And that’s only a small sampling of the talent she brought on board over the past 10 years.
She’s also contributed to the casting decisions for a number of major, non-MCU films, including Kick-Ass, The Fast and The Furious: Tokyo Drift, Godzilla Vs. Kong, and Deadly Class. So it’s not just Marvel and Disney who are utilizing her for casting roles in their films.
Taking into consideration Marvel’s casting decision for The Eternals, we can probably guess the direction Finn will take for filling roles in future MCU films.
The Eternals’ roster is a mishmash of gender-swapped, race-swapped and sexuality swapped versions of their comic book counter parts.
For example, in the film, Phastos is both black and gay. Ajak is not a male. Makkari is not a white male.

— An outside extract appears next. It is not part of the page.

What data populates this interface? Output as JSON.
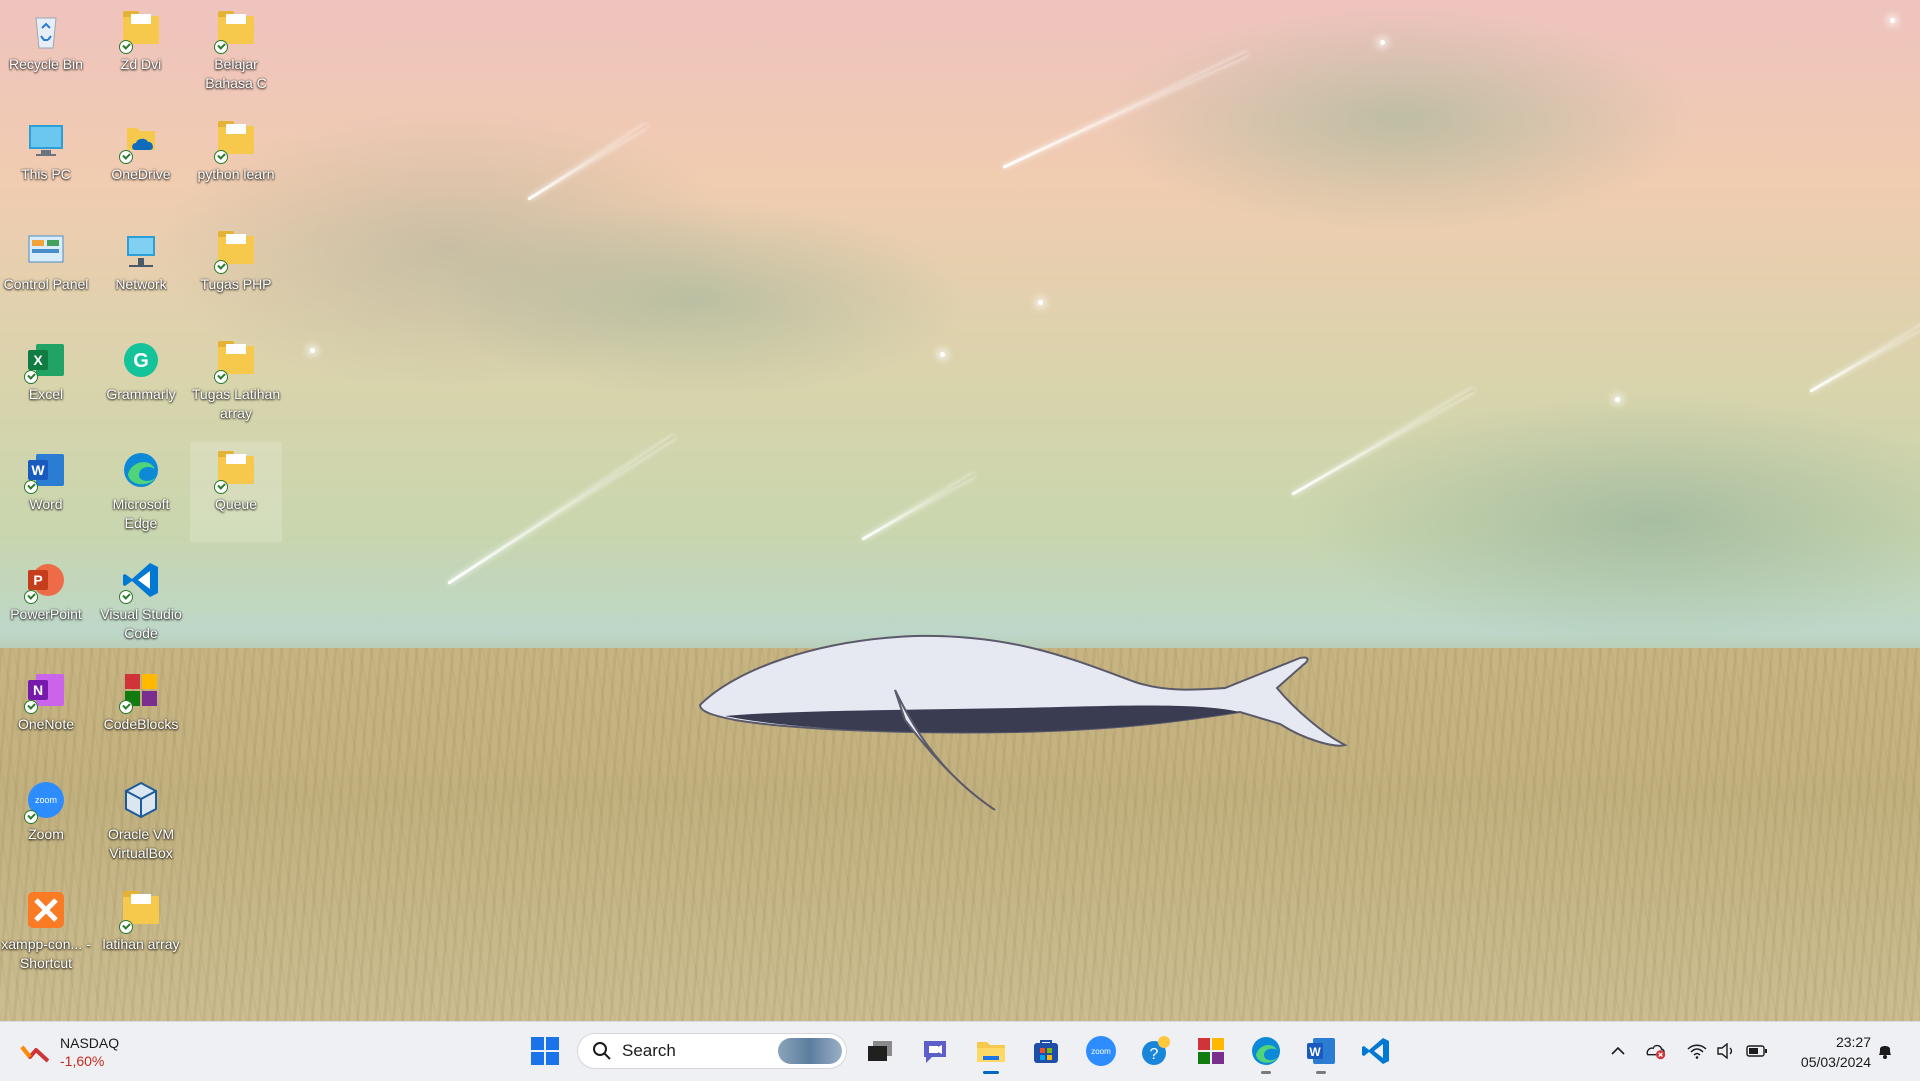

Sprite is not a male either.
We have a number of questions about why they would change so much of the source material, but it’s as Kevin Feige stated in a recent interview: he wanted normalize diversity.
“I think it is extremely well done,” said Feige of The Eternals’ alleged LGBT+ romance to The Hollywood, “and I look forward to that level of inclusion in our future movies being less of a topic.”
Ditching Source Material
That’s the future not just the MCU, but Hollywood in general.
Film casting won’t be done according to the source material, but according to the current standards of ‘proper representation’ for any given marginalized group, simply because some folks need to see themselves on screen.
Steudios will continue to push push the diversity of a film’s the characters as a selling point rather than highlight its writing, though if they do, even Marvel could run the risk of seeing a significant financial setback, much like what Birds of Prey, Terminator Dark Fate, and Elizabeth Banks’ recent iteration of Charlie’s Angels suffered.
So for the MCU, when it comes to casting, Huerta as Namor certainly wouldn’t be the beginning of the cycle. And as he certainly won’t be the end of it, is poses the question: if the source material is so easily discarded when it comes to casting, what’s to stop them from abandoning critical elements of iconic stories?
We’ve already seen problematic statements from Jac Shaeffer denigrating source material from the comics. She’s even admitted in a later interview that she has difficulty reading the comics – something that many might consider to be an important factor in determining who should be chosen for showrunning WandaVision and directing/writing Black Widow.
What do you think of this rumored casting decision? Sound off in the comments below or let’s talk about it on social media!